DVD Release Date: February 23, 2016
Theatrical Release Date: November 13, 2015
Rating: PG (for thematic elements, language, and brief partial nudity)
Genre: Sports Drama
Run Time: 118 min
Director: Angelo Pizzo
Cast: Aaron Eckhart, Finn Wittrock, Sarah Bolger, Danny Boaz, Juston Street
A snarky, knee-jerk take on the earnest football tale My All American would be to say that the 1990s called and they want their inspirational sports movie back. As easy as that potshot may be, it's also hard to fully knock such a well-intentioned old-fashioned movie like this one. Sure, it’s not just set in the past; it actually feels like it came from there. And yet for as antiquated as the first hour feels, the second still ends up providing a satisfying finish.
My All American is the true-life story of Freddie Steinmark, a young man who would grow to be a legend still honored to this day. In 1967, as an undersized scrappy freshman with the Texas Longhorns college football team, Steinmark beat the odds to rise from the bench and become an integral link in a program transitioning from mediocrity to national title contender. Through it all, Faith, Family, and Football are the three bedrock ideals, if not always in that order.
The plot follows the familiar beats you'd expect: talented kid from a small town has big football dreams, wants to reach them with his high school sweetheart by his side; a dad is living vicariously through his son and pushing him too hard; a gruff head coach proves to be the perfect mentor. And the general underdog story arc is always peppered with a well-timed – and well-articulated – inspirational speech.
Additionally, each character fits an archetype, and key leads are given only slightly more dimension than the supporting characters. The women are most adversely simplified, from the girlfriend (Sarah Bolger, The Spiderwick Chronicles) who sets aside all of her dreams in order to support Freddie (Finn Wittrock, Unbroken), to the mom (Robin Tunney, TV's The Mentalist) whose sole purpose is to worry or cheer when her son faces any challenge.
As Freddie, Wittrock serves the lead role well with his good looks and sincere eagerness, and Aaron Eckhart (The Dark Knight) anchors it all with a grounded (if still comfortably familiar) turn as legendary Texas coach Darrell Royal who, among other things, helped pioneer the Triple Option, an offensive scheme that's still a touchstone formation to this day. Yet for as fine as Eckhart is, what's really missing here are the better, deeper, more complex characters of Gene Hackman, Dennis Hopper and company from the much superior Hoosiers.

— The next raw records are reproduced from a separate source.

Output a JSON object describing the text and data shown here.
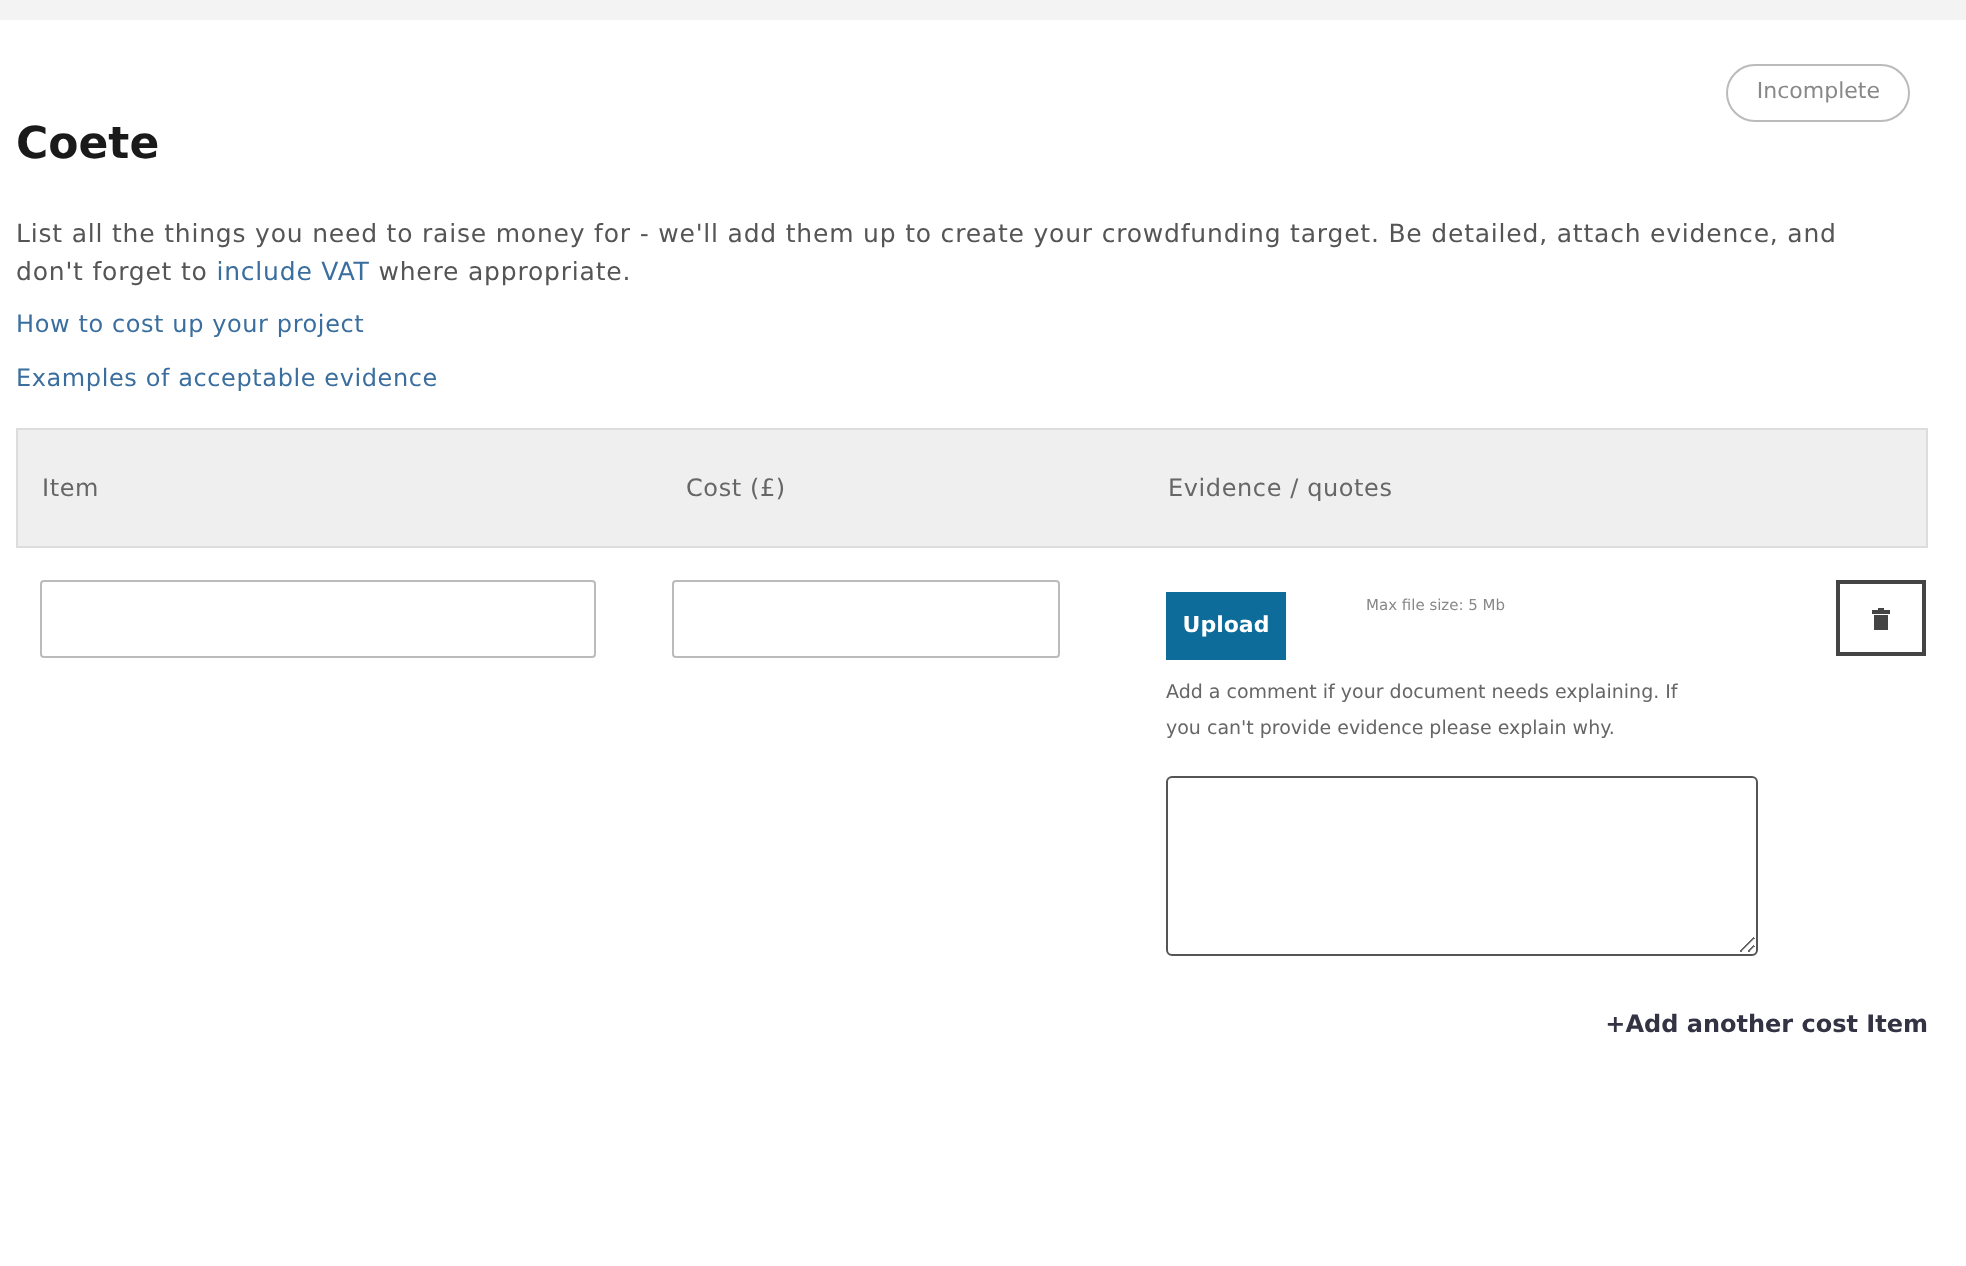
{
  "title": "Coete",
  "status_badge": "Incomplete",
  "intro": {
    "before": "List all the things you need to raise money for - we'll add them up to create your crowdfunding target. Be detailed, attach evidence, and don't forget to ",
    "link": "include VAT",
    "after": " where appropriate."
  },
  "help_links": [
    "How to cost up your project",
    "Examples of acceptable evidence"
  ],
  "table": {
    "columns": [
      "Item",
      "Cost (£)",
      "Evidence / quotes"
    ],
    "rows": [
      {
        "upload_button": "Upload",
        "max_size": "Max file size: 5 Mb",
        "comment_hint": "Add a comment if your document needs explaining. If you can't provide evidence please explain why."
      }
    ]
  },
  "add_link": "+Add another cost Item"
}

As the directorial debut of Angelo Pizzo – the screenwriter behind Hoosiers and Rudy, two of the most beloved sports films of all time (which were also based on true stories) – My All American is cut from the same exact cloth as Pizzo's past scripts. The end result, however, doesn't quite leave the same impact. It's like those movies, just not as good as them.
That's due primarily to Pizzo being a novice director. He knows all the beats to hit, almost too well, but he can't quite make them feel authentic. He stages things in obvious, even corny, ways – although it's at least refreshing to see young teen love played as awkward rather than oversexed. Not quite as refreshing is the passé approach to all of the sports drama, as it involves the expected big plays in big games at big moments, all mawkishly juiced by rousing music.
Every moment is the overplayed, overdramatized, overly nostalgic version of itself. There's no game situation so dire that one substitution can't magically fix. That's not the worst thing in the world, mind you, but it makes My All American feel generic rather than specific, or special. It tries to add some emotional and historical depth with a Vietnam War backdrop, but even that layer plays like a stock retread.
With the exception of one plot development that comes to a head about three-quarters of the way through, we're constantly several steps ahead of where this movie is going. And even when it takes its somewhat unexpected turn, it then plays out according to the poignant form you'd expect. Again, that's not necessarily bad, but we've seen it all before. But to its credit, it's in the climactic payoff that My All American really earns its shameless sentimentality. Sure, to that point, the film is often labored, at times even cheesy, but it really delivers down the final stretch.
My All American is a perfectly agreeable – and even stirring – bit of real-life drama turned into feel-good hokum. It's also a good football movie in general, and a heartrending one for Longhorn fans especially. And as Freddie is forced to confront his greatest challenge off the field, it's done with a sincere expression of faith (through prayer especially) that makes this Hollywood movie feel akin to many contemporary faith-based efforts. My All American isn't a sports film for the ages, but it's still an uplifting – and morally affirming – experience for all ages.
CAUTIONS (may contain spoilers):
- Drugs/Alcohol: References to participating in underage drinking, but none is depicted.
- Language/Profanity: One S-word. Two A-words. One B-word (the "illegitimately born" one). Five other mild profanities.
- Sexual Content/Nudity: Brief rear nudity. Brief, and fairly tame, teen flirting. Some teen kissing. Two girls ogle a shirtless guy.
- Violence/Other: On-field football violence.
Publication date: November 12, 2015